ISLAMABAD: The crumbling presidential edifice in the bunkered palace with two green flags on the Constitution Avenue is giving rise to numerous stories, some fiction, some wishful thinking, and some partly true.

The man inside the house is reported by some to be collapsing while others say he is in a defiant mood and will fight till the last. One thing is clear though that a psywar is going on and President Asif Ali Zardari has not many friends who have unflinching faith and commitment to defend him.

The key role is being played by Prime Minister Yousuf Raza Gilani and it is hard to figure out on whose side he really stands. His own political future is also at stake but his role has assumed the all critical importance because everyone is looking up to him, the civil and military establishment has put its power eggs in his basket as against the president, while his party remains confused and divided. The opposition and most of his coalition partners have abandoned the president but continue to back his handpicked prime minister.

The few who are still standing with Zardari include the Governor of Punjab Salmaan Taseer, whose latest brag that there would be no ‘minus-1’ but that if anything happened it would be a ‘minus-342’ (reference to total strength of the National Assembly) is considered by many as the final defeatist declaration that Zardari will not go alone but will take the entire house with him. There are not many takers for Taseer’s threats. On the contrary, the party which President Zardari considered to be his most dependable ally, the MQM of Altaf Hussain, has gone many steps forward to seek his removal from the top office. Almost everyone I met and talked to was surprised at the leap Altaf Hussain had taken from just opposing or abstaining from voting on the NRO to demanding the resignation of Zardari. It was like the last straw on the heavily loaded camel’s back and Zardari was stunned, those around him reported.

His attempt to save the sinking ship by calling Governor of Sindh Ishratul Ebad to Islamabad and then authorising Interior Minister Rehman Malik to fly to Dubai for urgent talks with an MQM delegation from London could be the last desperate effort but as someone who knows the scene reported, “The MQM has closed the doors and has gone to sleep,” meaning that it is no longer interested in seeing Zardari sitting in the Presidency.

Nice words wrapped in high sounding moral logic are being said by MQM to urge Zardari to make his exit dignified but Altaf Hussain is not backtracking from his demand of a resignation. He probably knows more than many in Islamabad. Even when Governor Ebad was rushing to Dubai on Wednesday night after meeting the president, the MQM made it a point to include the resignation issue in the agenda of the Dubai talks expected to begin on Friday.

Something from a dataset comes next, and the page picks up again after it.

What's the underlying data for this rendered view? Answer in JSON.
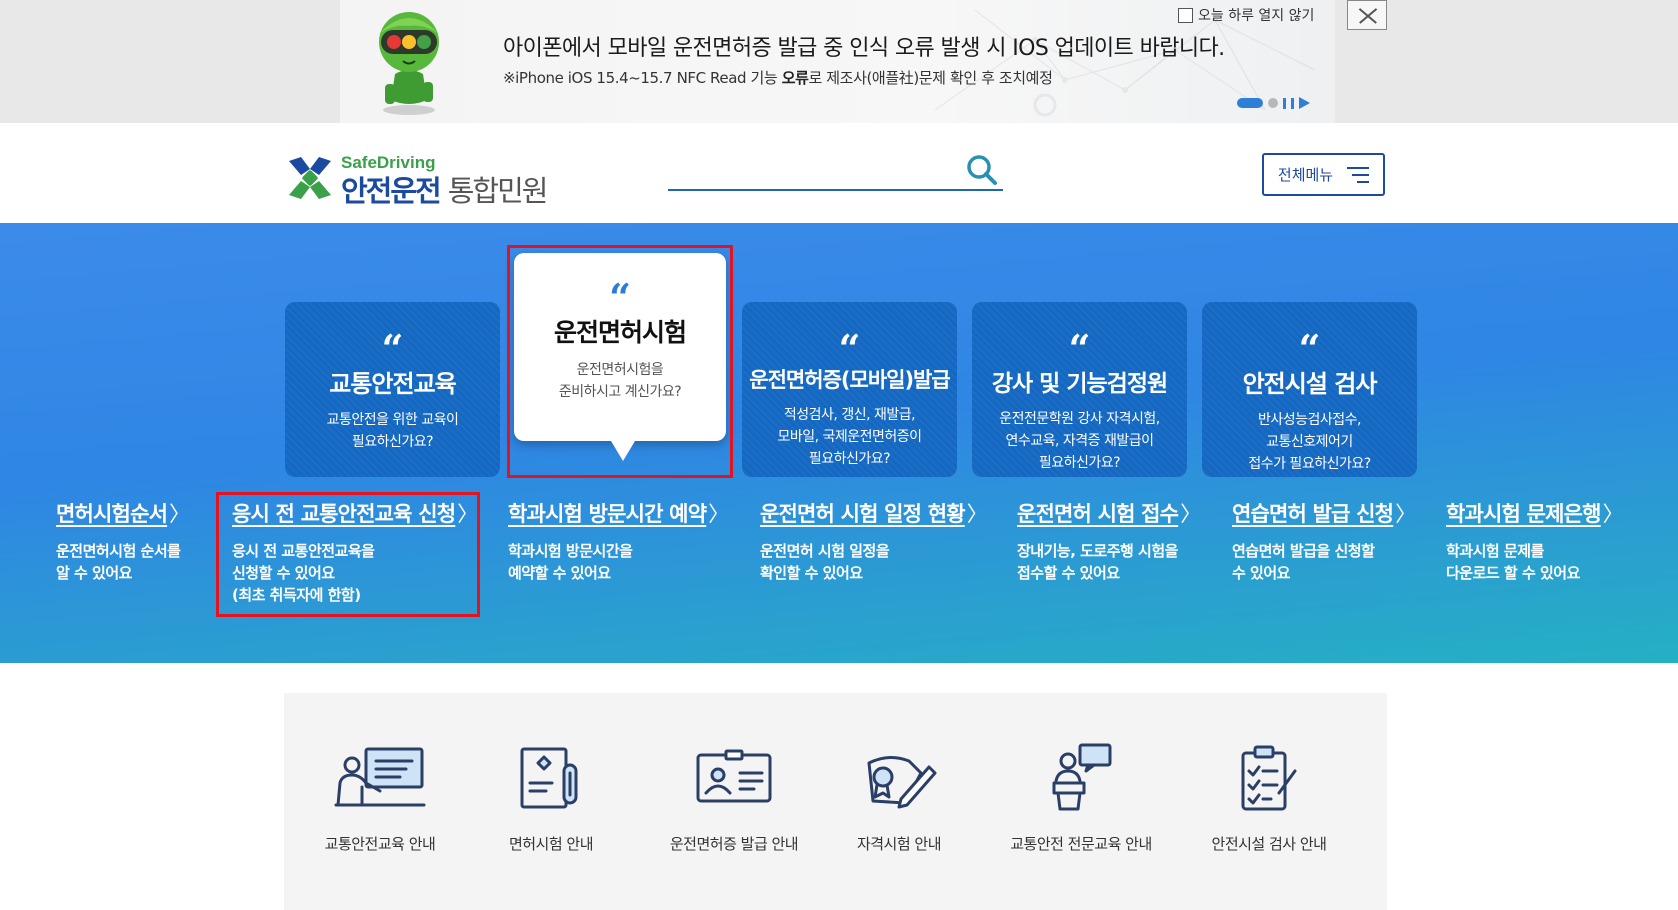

Continue reading Has a countdown begun in Islamabad?

How Arabs buy ‘wives’ and dump them in a few weeks

Mumbai: A month-long investigation by MiD DAY journalists has revealed a twisted form of human trafficking that involves rich Arabs, greedy Qazis, sham marriages, agents and girls lured into the flesh trade or those looking for a quick buck.

The modus operandi: set up a temporary or time-bound wedding to a rich Arab. The affluent Arab offers a negotiated amount for the services of a ‘wife’ during his stay in India. The price for the ‘booty’ varies from Rs. 15,000 to nearly a lakh for the 10-day marriage. Girls from poor families are sold like commodities to the Arabs, many of whom arrive on tourist visas from Saudi Arabia, UAE, Iran, Oman, Kuwait and Qatar. While this may seem shocking to many, the women involved in this latest form of flesh trade are often willing participants.

The Arab and The Qazi

These predators have been perpetrating a blatant crime under the veneer of nikaah, abusing the Islamic rules of marriage. Abusing the sanctioned provision which allows a Muslim man to have four wives at a time, many old Arabs are not just marrying minors in Mumbai and Hyderabad, but marrying more than one minor in a single trip to the country.

The Pimp and The Victim

A healthy stream of women keep flowing into the city from all parts of the country to solicit the Arab clientele who have turned Mumbai into a sex haven. For as little asRs 2,000 per job, scores of women line up every evening hoping to catch the eye of the adulterous tourist.

Continue reading How Arabs buy ‘wives’ and dump them in a few weeks